BEG Special Seminar: Swadesh M. Mahajan, UT Austin
||June 14, 2013 at 10:30 am
||June 14, 2013 at 11:30 am|
| ||Location:||BEG Main Conference Room, PRC|
| ||Contact:||Emily Hooks|
| ||URL:||Event Link|
Title: Nuclear Energy - Green and Plentiful, Fusion-Fission Hybrids
Speaker: Swadesh M. Mahajan, Professor of Physics, Institute for Fusion Studies, the University of Texas at Austin
Video Streaming: http://mediasite.beg.utexas.edu/Media/Viewer/?peid=3408fdd39f6b491fb55113b202f9101e
**PARKING: Any visitor, without a UT Parking Permit, must obtain a PRC “Pay & Display” parking permit upon entering the campus. Please be sure to clearly display the permit on the dashboard of your vehicle. Link to maps and additional instructions: http://www.beg.utexas.edu/info/maps.php
If the world were forced to shift its energy “burden” from fossils to nuclear, will ”nuclear energy” be ready to assume this role? Can one, for example, envision an economically, environmentally and socially acceptable path, and could such a transition be engineered in near future? Can a nuclear energy dominant future be built on the foundations of the current and near term cindustrial technologies?

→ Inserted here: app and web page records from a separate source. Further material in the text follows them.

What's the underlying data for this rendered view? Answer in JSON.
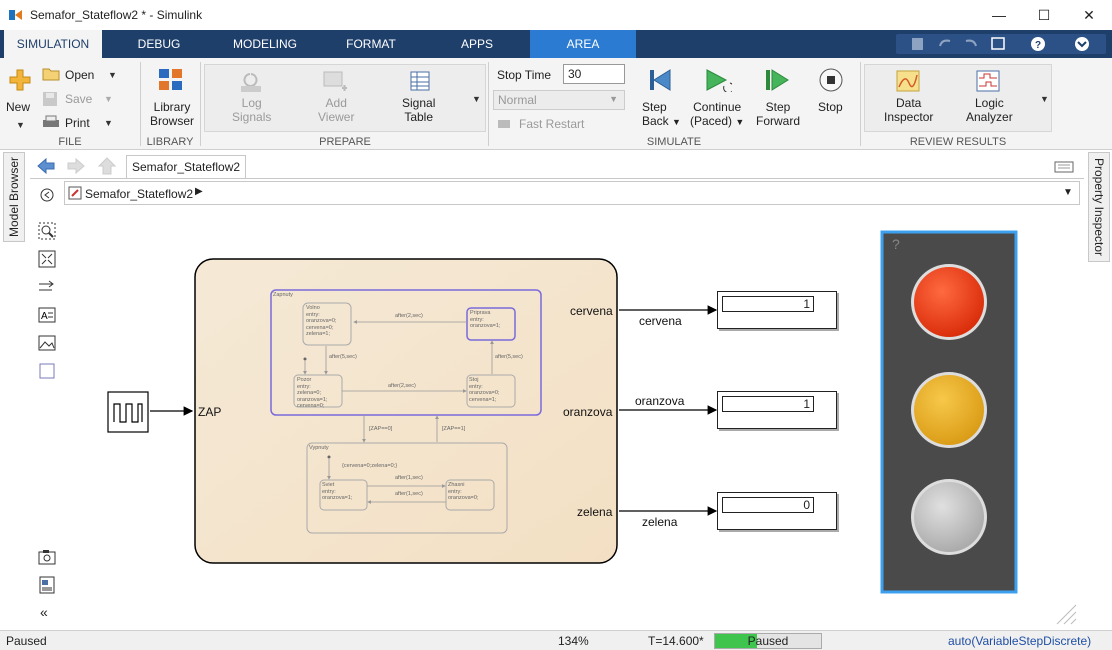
{
  "window": {
    "title": "Semafor_Stateflow2 * - Simulink",
    "minimize": "—",
    "maximize": "☐",
    "close": "✕"
  },
  "tabs": [
    "SIMULATION",
    "DEBUG",
    "MODELING",
    "FORMAT",
    "APPS",
    "AREA"
  ],
  "ribbon": {
    "file": {
      "new": "New",
      "open": "Open",
      "save": "Save",
      "print": "Print",
      "title": "FILE"
    },
    "library": {
      "browser_line1": "Library",
      "browser_line2": "Browser",
      "title": "LIBRARY"
    },
    "prepare": {
      "log_line1": "Log",
      "log_line2": "Signals",
      "add_line1": "Add",
      "add_line2": "Viewer",
      "signal_line1": "Signal",
      "signal_line2": "Table",
      "title": "PREPARE"
    },
    "simulate": {
      "stop_time_label": "Stop Time",
      "stop_time_value": "30",
      "mode": "Normal",
      "fast_restart": "Fast Restart",
      "step_back_line1": "Step",
      "step_back_line2": "Back",
      "continue_line1": "Continue",
      "continue_line2": "(Paced)",
      "step_fwd_line1": "Step",
      "step_fwd_line2": "Forward",
      "stop": "Stop",
      "title": "SIMULATE"
    },
    "review": {
      "data_line1": "Data",
      "data_line2": "Inspector",
      "logic_line1": "Logic",
      "logic_line2": "Analyzer",
      "title": "REVIEW RESULTS"
    }
  },
  "editor": {
    "doc_tab": "Semafor_Stateflow2",
    "breadcrumb": "Semafor_Stateflow2",
    "left_side_tab": "Model Browser",
    "right_side_tab": "Property Inspector"
  },
  "diagram": {
    "input_label": "ZAP",
    "outputs": [
      {
        "port": "cervena",
        "line": "cervena",
        "value": "1"
      },
      {
        "port": "oranzova",
        "line": "oranzova",
        "value": "1"
      },
      {
        "port": "zelena",
        "line": "zelena",
        "value": "0"
      }
    ],
    "states": {
      "zapnuty": "Zapnuty",
      "volno": [
        "Volno",
        "entry:",
        "oranzova=0;",
        "cervena=0;",
        "zelena=1;"
      ],
      "priprava": [
        "Priprava",
        "entry:",
        "oranzova=1;"
      ],
      "pozor": [
        "Pozor",
        "entry:",
        "zelena=0;",
        "oranzova=1;",
        "cervena=0;"
      ],
      "stoj": [
        "Stoj",
        "entry:",
        "oranzova=0;",
        "cervena=1;"
      ],
      "vypnuty": "Vypnuty",
      "svieti": [
        "Sviet",
        "entry:",
        "oranzova=1;"
      ],
      "zhasni": [
        "Zhasni",
        "entry:",
        "oranzova=0;"
      ]
    },
    "transitions": {
      "volno_priprava": "after(2,sec)",
      "volno_pozor": "after(5,sec)",
      "pozor_stoj": "after(2,sec)",
      "stoj_priprava": "after(5,sec)",
      "zap0": "[ZAP==0]",
      "zap1": "[ZAP==1]",
      "vyp_default": "{cervena=0;zelena=0;}",
      "svieti_zhasni": "after(1,sec)",
      "zhasni_svieti": "after(1,sec)"
    },
    "lamp_help": "?"
  },
  "lamp": {
    "red": "#ee3a10",
    "amber": "#eeb120",
    "off": "#c8c8c8"
  },
  "status": {
    "state": "Paused",
    "zoom": "134%",
    "time": "T=14.600*",
    "progress_label": "Paused",
    "progress": 0.4,
    "solver": "auto(VariableStepDiscrete)"
  }
}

“Nuclear energy” must, first, demonstrate safe and acceptable technical solutions to two fundamental problems of fission power:

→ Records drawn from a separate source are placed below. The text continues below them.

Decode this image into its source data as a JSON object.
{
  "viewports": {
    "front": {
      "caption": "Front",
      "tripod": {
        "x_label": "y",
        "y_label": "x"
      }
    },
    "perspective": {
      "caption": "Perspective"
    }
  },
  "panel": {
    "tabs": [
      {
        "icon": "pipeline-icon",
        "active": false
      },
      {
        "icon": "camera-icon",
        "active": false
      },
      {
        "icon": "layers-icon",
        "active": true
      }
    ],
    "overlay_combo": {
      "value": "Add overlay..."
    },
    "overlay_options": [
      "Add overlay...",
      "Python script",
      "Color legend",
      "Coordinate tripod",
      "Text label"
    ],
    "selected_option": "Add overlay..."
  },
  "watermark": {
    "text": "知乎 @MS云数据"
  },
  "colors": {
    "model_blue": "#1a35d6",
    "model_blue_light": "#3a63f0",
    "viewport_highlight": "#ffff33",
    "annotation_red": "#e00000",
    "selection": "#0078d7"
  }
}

• The nuclear waste: transuranic isotopes that have long-term radio toxicity and biohazard, and
• The problem of limited “naturally fissile (U235)” fuel supply that must be solved by breeding fuel from fertile materials like U238 and Th232
It will be shown that a Fusion-Fission Hybrid reactor- a creative combination of fusion and fission can indeed lay the foundations of a “green “ and plentiful nuclear energy economy on time scales of less than a couple decades. Although nuclear fusion is not ready for direct energy production, recent game changing inventions, and innovations have led to the design of a workable highly compact intense fusion neutron source. In a hybrid driven by such an intense fusion neutron source, several novel fuel cycles that would be inaccessible to pure fission, become available. The resulting vastly enhanced overall nuclear capability can be readily exploited to slay the twin dragon of the “constraining” problems of fission- the problems of nuclear waste and that of limited fuel supply.
Glimpses of the conceptual/scientific new technology along with relevant applications will be given. How the fusion-fission hybrid adds a new, perhaps, crucial dimension to the quest for a vibrant nuclear future will be examined in a global energy perspective.